→ Problem details
Copy out the lines below that hold the word "kind".

→ Provided entries
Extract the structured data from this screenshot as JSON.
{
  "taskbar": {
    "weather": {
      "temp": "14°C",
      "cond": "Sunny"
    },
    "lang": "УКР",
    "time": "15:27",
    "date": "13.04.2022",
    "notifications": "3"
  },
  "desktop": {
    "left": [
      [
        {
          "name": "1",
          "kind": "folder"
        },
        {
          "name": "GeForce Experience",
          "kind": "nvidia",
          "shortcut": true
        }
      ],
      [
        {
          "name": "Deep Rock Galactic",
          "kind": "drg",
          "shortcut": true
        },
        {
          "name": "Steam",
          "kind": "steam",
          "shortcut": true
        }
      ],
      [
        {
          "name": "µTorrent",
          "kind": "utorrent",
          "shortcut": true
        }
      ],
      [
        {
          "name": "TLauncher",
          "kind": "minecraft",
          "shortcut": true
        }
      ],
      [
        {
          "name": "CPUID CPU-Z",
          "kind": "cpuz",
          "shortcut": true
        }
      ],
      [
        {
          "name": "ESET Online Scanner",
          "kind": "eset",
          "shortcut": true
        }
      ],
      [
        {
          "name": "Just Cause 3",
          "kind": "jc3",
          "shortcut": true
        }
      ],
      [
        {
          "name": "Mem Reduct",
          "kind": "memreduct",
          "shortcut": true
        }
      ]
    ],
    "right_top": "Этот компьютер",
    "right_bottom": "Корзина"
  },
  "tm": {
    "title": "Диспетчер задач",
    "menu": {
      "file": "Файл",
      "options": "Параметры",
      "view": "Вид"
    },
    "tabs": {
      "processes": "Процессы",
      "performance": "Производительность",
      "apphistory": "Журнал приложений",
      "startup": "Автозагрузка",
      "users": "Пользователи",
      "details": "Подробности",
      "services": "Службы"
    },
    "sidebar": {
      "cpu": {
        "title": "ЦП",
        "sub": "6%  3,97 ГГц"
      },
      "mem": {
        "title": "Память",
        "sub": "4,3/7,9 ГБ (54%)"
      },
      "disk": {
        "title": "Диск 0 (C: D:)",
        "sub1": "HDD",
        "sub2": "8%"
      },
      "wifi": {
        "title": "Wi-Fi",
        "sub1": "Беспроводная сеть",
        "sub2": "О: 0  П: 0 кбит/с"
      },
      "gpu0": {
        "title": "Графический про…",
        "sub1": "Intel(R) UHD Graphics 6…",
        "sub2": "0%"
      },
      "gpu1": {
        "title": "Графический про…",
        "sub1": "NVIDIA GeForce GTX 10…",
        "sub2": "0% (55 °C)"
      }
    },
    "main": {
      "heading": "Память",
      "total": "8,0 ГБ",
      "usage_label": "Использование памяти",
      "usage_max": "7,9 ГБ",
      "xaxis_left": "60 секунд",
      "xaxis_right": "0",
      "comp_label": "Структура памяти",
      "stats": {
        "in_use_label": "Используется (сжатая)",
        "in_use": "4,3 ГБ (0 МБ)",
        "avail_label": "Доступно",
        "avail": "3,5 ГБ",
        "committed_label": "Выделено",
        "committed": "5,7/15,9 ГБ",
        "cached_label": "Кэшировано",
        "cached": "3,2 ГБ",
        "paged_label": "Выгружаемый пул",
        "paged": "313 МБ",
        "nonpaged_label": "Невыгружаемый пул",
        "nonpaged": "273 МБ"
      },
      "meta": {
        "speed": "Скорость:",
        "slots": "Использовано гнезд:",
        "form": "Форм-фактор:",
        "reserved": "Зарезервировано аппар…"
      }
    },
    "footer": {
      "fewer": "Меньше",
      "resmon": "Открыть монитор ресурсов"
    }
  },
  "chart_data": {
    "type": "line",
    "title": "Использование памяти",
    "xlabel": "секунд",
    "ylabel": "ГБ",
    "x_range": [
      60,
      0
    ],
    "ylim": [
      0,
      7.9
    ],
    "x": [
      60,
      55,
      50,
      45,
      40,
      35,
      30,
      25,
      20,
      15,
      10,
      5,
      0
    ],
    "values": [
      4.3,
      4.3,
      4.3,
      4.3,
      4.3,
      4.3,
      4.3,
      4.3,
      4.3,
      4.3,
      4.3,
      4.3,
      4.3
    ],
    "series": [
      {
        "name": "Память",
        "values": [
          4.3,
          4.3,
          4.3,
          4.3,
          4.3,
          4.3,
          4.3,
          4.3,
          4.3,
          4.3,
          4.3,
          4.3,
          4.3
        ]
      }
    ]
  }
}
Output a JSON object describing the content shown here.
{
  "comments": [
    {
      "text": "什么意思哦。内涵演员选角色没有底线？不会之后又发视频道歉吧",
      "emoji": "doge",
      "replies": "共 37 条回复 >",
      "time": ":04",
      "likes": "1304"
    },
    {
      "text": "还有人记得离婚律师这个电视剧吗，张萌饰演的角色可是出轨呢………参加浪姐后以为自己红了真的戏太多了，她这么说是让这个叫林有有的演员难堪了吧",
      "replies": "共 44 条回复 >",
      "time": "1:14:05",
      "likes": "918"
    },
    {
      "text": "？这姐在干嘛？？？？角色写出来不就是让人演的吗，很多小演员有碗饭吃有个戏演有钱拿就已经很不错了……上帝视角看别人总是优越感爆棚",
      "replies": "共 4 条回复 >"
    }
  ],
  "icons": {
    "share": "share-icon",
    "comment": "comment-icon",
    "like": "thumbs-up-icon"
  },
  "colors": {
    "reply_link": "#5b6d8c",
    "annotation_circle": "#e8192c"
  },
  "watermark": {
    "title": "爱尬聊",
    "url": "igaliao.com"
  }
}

→ Solution to this problem
          "kind": "folder"
          "kind": "nvidia",
          "kind": "drg",
          "kind": "steam",
          "kind": "utorrent",
          "kind": "minecraft",
          "kind": "cpuz",
          "kind": "eset",
          "kind": "jc3",
          "kind": "memreduct",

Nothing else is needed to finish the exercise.